In 1995, the Council on Chiropractic Practice (CCP) was established with the express purpose of “developing evidence-based guidelines, conducting research and performing other functions that will enhance the practice of chiropractic for the benefit of the consumer.”
As its first project, the CCP created a multidisciplinary panel, supported by staff and led by a project director. This panel analyzed available scientific evidence relating to the vertebral subluxation and directed a critical review of numerous studies and other evidence.
The panel solicited input from representatives of more than 35 technique developers in order to determine the degree to which their techniques could be expressed in an evidence-based format and to obtain any evidence they could supply to substantiate their protocols.
In order to ensure that the guidelines best met the practice needs of field doctors, the CCP held an “open forum” and invited all interested doctors, consumers and attorneys to participate. Written as well as in-person submissions were included.
Following a thorough review of the available evidence, a draft guideline was developed and submitted to 195 peer reviewers in 12 countries. After considering and incorporating suggestions from these reviewers, a final draft was presented to the panel for approval.

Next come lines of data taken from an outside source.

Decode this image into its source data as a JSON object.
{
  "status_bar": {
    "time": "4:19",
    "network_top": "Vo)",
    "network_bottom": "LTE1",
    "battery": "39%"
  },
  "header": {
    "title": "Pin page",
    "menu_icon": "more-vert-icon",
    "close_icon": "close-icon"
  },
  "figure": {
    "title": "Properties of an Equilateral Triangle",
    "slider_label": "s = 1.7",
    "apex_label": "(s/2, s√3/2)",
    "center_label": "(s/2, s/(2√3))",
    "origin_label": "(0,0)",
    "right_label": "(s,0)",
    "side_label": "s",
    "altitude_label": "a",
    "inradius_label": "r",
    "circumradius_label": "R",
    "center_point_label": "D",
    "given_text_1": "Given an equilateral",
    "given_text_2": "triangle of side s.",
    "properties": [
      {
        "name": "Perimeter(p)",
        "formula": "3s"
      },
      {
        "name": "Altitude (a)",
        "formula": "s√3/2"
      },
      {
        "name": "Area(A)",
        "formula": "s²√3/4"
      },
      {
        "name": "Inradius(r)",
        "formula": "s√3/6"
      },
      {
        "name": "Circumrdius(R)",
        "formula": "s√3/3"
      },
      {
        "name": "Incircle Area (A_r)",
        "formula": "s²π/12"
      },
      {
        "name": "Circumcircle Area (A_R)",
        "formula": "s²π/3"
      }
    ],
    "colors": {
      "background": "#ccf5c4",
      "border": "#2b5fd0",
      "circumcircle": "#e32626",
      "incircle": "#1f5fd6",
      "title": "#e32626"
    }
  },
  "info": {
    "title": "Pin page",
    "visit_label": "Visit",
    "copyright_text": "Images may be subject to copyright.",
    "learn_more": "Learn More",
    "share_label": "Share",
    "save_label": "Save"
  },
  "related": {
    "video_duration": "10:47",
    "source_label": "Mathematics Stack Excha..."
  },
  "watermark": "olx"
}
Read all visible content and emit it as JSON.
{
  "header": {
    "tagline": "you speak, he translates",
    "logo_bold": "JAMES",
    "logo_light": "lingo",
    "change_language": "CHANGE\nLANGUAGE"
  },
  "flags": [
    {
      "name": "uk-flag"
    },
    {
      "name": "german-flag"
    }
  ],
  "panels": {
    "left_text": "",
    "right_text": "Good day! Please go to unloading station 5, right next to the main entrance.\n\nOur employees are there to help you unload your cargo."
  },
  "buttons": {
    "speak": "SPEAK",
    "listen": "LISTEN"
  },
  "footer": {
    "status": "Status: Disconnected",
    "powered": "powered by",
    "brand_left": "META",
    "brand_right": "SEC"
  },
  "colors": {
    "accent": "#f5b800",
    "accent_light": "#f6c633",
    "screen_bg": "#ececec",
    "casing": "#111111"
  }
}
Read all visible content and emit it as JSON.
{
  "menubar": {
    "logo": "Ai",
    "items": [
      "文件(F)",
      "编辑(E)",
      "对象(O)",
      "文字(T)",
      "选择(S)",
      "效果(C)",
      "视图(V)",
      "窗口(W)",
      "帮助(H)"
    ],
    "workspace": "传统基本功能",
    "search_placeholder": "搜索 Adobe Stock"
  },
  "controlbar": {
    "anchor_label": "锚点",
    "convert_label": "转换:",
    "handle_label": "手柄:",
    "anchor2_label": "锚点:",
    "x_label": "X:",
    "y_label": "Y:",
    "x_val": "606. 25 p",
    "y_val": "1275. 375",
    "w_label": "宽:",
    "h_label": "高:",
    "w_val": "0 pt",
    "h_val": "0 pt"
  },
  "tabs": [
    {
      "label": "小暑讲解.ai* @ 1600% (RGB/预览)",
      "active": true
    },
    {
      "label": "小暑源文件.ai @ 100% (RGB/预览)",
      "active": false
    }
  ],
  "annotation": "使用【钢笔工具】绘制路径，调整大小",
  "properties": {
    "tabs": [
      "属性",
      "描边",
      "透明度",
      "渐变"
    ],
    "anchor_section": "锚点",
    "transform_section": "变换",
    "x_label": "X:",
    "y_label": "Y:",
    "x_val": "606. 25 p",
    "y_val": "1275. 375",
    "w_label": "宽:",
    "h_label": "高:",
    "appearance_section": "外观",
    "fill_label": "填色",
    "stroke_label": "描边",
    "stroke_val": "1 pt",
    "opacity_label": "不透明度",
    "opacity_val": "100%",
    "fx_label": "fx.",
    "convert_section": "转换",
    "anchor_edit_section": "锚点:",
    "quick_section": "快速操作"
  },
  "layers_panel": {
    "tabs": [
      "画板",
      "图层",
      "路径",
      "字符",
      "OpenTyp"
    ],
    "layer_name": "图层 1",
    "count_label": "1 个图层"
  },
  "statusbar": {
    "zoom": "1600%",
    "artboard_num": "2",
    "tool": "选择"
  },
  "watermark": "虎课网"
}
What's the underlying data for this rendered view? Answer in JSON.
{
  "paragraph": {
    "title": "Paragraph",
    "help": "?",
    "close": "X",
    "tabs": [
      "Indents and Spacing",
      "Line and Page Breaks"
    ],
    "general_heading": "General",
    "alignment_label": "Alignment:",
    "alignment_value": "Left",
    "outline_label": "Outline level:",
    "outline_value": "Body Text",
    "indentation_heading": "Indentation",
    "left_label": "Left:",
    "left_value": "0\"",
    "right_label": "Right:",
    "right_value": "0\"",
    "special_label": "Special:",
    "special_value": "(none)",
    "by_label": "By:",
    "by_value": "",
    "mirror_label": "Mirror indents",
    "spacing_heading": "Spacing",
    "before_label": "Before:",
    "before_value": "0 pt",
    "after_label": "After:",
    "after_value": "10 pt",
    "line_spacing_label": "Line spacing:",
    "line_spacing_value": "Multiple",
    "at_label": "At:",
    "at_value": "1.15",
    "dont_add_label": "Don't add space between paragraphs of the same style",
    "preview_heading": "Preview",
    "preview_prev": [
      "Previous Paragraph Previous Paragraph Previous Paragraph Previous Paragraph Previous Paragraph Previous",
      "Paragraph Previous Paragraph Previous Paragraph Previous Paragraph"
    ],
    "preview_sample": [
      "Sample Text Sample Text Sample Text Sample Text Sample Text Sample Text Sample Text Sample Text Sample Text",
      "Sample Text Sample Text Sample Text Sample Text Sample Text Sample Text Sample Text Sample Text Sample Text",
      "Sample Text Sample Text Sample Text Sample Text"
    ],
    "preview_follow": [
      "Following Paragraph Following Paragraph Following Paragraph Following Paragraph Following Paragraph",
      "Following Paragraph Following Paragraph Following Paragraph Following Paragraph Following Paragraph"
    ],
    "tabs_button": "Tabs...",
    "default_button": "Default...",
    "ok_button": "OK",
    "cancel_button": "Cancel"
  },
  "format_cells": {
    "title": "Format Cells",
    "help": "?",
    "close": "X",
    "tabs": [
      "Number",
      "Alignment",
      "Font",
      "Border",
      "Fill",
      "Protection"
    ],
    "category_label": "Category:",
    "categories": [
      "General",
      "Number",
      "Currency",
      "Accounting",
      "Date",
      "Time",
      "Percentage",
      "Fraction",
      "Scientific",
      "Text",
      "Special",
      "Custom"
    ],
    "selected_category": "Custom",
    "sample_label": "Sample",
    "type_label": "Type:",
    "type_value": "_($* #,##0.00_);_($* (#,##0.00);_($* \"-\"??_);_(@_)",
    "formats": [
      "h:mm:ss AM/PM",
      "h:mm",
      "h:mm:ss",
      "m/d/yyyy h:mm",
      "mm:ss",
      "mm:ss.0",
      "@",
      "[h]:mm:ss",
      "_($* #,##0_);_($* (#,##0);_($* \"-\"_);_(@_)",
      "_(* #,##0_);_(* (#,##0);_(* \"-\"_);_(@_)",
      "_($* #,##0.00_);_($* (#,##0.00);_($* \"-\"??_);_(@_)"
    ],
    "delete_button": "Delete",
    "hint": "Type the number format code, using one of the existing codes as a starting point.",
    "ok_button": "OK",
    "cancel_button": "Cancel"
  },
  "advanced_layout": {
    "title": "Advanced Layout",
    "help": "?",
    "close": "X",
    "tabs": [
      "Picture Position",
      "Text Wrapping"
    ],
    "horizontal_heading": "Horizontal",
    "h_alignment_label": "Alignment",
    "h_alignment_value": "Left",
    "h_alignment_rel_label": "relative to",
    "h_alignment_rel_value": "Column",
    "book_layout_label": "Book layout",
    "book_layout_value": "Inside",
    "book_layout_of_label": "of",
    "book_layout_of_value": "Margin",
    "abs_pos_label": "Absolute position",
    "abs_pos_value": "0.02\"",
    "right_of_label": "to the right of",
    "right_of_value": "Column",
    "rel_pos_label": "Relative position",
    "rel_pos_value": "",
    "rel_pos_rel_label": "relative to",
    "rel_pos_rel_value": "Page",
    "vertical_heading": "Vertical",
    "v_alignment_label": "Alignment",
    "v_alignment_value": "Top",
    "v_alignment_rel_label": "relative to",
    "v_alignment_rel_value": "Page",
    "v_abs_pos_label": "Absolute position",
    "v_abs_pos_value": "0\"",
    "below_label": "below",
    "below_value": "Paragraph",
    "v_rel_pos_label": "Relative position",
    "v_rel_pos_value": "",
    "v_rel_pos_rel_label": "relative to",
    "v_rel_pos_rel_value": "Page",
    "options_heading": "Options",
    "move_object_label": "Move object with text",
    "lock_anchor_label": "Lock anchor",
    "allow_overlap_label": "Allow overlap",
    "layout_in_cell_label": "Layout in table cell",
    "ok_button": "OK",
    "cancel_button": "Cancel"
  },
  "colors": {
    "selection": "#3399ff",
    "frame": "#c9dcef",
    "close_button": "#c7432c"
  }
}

The final document, “Council on Chiropractic Practice Clinical Practice Guideline Number 1, Vertebral Subluxation in Chiropractic Practice,” was published in 1998. It has been distributed to all known doctors of chiropractic in the United States and Canada, as well as the health ministers of 191, and is available online. It was also the first chiropractic guideline to qualify for inclusion in the National Guideline Clearinghouse.
In view of the procedures and protocols employed in the development of this document, its reliance on scientific literature, and its focus on the vertebral subluxation, the World Chiropractic Alliance (WCA) fully supports and endorses this document and urges its use by all doctors of chiropractic.
Practice guidelines are not — and should not be viewed as — a standard of care which dictates how doctors should practice, or as a substitution for clinical expertise and judgment. However, the CCP Guideline provides the scientific evidence which helps D.C.s reliably make those judgments. It also is a powerful tool in validating the use of chiropractic to analyze and correct vertebral subluxation to patients and for insurance companies and courts of law.
Doctors of chiropractic whose practice decisions have been judged on the basis of other, non-subluxation-based guidelines can use the CCP Guideline to provide validation for their care, particularly in regards to subluxation correction for children and asymptomatic patients.
The full text of the CCP Guideline is available for download on the WCA website.
See also the WCA Position Paper on the “The Guidelines for Chiropractic Quality Assurance and Practice Parameters” (Mercy Guidelines).